Task item.
Entries follow. Return each line that contains the word "datos".

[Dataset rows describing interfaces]
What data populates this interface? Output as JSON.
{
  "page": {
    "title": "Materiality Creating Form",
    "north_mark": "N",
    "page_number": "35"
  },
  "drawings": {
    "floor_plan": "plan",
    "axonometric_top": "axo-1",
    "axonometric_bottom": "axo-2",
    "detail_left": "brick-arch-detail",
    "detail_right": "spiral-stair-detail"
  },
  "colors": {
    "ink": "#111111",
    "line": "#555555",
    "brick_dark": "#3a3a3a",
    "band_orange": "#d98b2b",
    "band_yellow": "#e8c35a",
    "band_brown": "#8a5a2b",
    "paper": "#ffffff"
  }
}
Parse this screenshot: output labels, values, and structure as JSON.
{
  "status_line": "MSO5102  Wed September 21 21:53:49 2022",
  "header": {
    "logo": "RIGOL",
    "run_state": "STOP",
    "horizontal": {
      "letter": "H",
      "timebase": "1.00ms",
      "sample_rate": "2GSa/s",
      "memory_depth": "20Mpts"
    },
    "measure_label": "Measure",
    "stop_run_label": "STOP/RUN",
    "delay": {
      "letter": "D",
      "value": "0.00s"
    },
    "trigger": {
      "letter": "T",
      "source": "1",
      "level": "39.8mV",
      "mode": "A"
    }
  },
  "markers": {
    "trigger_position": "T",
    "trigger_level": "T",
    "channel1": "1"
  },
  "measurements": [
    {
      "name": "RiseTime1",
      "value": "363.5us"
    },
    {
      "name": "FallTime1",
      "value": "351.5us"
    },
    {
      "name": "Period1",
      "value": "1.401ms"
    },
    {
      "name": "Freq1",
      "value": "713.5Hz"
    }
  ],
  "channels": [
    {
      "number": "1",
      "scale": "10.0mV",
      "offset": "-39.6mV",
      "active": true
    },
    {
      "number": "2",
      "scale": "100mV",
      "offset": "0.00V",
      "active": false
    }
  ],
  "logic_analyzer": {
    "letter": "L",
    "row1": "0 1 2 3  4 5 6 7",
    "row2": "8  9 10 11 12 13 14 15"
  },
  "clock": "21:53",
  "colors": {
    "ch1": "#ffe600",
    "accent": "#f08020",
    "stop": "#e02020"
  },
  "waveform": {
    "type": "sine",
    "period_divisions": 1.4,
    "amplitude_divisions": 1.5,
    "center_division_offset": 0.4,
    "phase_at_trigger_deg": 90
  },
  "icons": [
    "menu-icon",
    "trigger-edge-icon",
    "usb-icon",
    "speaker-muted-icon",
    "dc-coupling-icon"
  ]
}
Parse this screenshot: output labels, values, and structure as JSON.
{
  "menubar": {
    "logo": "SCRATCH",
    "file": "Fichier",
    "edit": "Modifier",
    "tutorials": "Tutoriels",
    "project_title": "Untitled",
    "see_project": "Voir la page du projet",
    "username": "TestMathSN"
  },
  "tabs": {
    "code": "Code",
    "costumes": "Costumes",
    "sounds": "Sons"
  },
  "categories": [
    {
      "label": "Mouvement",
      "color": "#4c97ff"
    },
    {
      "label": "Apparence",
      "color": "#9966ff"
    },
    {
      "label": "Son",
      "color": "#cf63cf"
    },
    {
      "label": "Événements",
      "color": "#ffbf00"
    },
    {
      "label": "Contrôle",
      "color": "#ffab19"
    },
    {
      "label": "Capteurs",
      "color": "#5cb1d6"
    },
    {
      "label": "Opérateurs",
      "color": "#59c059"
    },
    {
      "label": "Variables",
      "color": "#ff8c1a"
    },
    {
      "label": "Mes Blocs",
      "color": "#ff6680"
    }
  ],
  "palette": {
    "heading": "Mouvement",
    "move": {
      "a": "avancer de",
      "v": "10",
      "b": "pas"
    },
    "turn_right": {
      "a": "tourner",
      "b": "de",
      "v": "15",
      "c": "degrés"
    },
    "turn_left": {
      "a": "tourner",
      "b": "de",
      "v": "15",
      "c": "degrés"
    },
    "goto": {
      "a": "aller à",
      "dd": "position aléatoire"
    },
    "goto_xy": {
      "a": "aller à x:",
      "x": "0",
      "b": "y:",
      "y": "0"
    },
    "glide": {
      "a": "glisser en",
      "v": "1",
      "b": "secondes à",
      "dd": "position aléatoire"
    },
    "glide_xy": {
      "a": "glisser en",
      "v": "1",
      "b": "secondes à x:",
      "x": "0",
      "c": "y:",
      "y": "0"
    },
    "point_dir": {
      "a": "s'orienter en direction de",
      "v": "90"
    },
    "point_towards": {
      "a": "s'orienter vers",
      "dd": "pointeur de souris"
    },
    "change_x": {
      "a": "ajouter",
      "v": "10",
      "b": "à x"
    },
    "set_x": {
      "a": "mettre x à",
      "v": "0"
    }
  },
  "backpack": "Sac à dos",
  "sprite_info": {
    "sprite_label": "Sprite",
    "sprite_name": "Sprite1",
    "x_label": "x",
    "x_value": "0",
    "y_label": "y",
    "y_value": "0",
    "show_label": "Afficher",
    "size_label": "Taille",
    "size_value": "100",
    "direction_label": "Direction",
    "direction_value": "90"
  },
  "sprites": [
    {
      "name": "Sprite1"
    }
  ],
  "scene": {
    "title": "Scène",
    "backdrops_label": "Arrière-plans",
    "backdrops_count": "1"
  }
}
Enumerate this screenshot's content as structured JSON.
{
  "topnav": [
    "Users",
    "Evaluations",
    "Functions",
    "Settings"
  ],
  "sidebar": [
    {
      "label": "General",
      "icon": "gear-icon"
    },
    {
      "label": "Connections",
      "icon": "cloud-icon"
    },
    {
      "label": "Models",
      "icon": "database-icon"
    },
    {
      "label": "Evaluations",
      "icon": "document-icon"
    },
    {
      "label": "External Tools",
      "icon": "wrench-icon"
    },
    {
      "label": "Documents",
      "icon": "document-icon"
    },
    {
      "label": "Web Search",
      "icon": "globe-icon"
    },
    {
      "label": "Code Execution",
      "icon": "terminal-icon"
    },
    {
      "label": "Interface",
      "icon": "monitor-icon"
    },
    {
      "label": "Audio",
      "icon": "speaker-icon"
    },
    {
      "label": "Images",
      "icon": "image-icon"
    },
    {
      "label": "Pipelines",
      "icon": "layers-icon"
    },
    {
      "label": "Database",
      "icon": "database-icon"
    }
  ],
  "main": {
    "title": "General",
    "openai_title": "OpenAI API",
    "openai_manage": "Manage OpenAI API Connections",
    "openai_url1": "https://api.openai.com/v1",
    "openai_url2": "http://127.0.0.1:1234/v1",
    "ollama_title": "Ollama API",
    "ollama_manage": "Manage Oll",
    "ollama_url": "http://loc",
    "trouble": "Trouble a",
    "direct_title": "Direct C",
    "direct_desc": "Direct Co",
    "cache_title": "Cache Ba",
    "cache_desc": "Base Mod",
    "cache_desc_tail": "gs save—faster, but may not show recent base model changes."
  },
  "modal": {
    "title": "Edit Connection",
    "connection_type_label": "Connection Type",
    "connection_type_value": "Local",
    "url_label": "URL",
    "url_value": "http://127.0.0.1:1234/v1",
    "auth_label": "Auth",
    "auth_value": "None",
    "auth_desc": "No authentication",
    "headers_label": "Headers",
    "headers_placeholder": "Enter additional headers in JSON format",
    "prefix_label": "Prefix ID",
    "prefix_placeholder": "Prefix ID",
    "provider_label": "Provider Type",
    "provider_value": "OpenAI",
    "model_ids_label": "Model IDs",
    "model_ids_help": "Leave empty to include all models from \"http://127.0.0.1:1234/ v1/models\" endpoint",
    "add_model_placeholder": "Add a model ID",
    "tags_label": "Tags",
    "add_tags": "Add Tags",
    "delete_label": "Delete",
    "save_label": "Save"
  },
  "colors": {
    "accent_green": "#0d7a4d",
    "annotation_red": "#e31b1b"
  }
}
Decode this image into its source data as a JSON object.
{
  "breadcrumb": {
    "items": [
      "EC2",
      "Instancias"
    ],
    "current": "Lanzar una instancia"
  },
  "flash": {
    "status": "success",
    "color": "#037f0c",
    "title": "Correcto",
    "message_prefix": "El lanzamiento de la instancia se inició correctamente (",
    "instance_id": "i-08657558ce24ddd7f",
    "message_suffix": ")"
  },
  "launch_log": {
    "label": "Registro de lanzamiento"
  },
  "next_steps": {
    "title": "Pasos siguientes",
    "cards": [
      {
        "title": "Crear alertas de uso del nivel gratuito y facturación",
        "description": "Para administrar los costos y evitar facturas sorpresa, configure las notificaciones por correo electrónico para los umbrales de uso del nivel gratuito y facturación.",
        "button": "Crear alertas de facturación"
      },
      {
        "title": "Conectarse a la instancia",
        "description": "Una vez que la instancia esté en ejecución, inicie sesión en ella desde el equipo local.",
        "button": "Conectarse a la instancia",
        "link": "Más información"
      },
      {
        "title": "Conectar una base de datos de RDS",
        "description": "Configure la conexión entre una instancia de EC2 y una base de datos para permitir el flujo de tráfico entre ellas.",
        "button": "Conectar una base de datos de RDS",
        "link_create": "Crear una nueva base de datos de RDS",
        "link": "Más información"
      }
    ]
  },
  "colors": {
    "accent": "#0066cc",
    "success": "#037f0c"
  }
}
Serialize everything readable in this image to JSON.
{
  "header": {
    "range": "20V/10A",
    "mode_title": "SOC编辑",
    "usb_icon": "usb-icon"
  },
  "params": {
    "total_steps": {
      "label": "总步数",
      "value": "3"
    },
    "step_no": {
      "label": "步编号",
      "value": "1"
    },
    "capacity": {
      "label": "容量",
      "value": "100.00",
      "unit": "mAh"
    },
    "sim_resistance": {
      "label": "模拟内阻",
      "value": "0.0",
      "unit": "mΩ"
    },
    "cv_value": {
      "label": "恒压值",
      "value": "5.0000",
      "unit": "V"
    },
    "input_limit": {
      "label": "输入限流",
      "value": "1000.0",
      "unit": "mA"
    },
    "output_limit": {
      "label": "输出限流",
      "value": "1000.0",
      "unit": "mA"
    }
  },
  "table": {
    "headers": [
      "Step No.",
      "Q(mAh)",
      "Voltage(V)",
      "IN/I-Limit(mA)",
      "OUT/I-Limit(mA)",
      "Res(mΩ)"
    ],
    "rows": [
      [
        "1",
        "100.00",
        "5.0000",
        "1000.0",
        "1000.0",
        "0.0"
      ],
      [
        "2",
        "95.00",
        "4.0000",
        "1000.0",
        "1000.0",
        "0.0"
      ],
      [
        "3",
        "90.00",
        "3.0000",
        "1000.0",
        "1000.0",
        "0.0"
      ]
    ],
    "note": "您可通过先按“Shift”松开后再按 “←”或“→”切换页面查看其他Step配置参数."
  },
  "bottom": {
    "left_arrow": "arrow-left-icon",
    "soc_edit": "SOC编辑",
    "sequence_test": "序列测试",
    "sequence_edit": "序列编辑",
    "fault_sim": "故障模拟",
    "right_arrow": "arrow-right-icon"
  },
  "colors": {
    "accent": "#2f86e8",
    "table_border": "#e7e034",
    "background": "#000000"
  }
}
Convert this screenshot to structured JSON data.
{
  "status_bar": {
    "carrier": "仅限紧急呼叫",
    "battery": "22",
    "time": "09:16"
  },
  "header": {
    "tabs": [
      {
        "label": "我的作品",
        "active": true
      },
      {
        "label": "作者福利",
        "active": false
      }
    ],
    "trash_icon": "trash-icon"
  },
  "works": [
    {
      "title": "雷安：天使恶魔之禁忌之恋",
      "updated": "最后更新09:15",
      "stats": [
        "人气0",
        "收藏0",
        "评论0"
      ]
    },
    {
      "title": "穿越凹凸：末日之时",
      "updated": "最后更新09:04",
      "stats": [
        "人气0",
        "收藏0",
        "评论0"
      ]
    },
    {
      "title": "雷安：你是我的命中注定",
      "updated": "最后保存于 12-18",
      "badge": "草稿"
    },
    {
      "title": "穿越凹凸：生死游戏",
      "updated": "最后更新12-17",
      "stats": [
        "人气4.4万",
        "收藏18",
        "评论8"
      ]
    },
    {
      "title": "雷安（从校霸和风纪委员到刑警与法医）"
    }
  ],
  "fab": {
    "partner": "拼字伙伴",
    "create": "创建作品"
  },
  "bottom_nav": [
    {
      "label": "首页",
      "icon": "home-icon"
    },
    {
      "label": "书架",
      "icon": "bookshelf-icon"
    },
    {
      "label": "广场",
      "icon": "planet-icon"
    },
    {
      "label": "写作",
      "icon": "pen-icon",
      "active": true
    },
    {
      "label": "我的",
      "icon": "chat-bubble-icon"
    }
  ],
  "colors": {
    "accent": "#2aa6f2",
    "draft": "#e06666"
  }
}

Response box.
        "title": "Conectar una base de datos de RDS",
        "description": "Configure la conexión entre una instancia de EC2 y una base de datos para permitir el flujo de tráfico entre ellas.",
        "button": "Conectar una base de datos de RDS",
        "link_create": "Crear una nueva base de datos de RDS",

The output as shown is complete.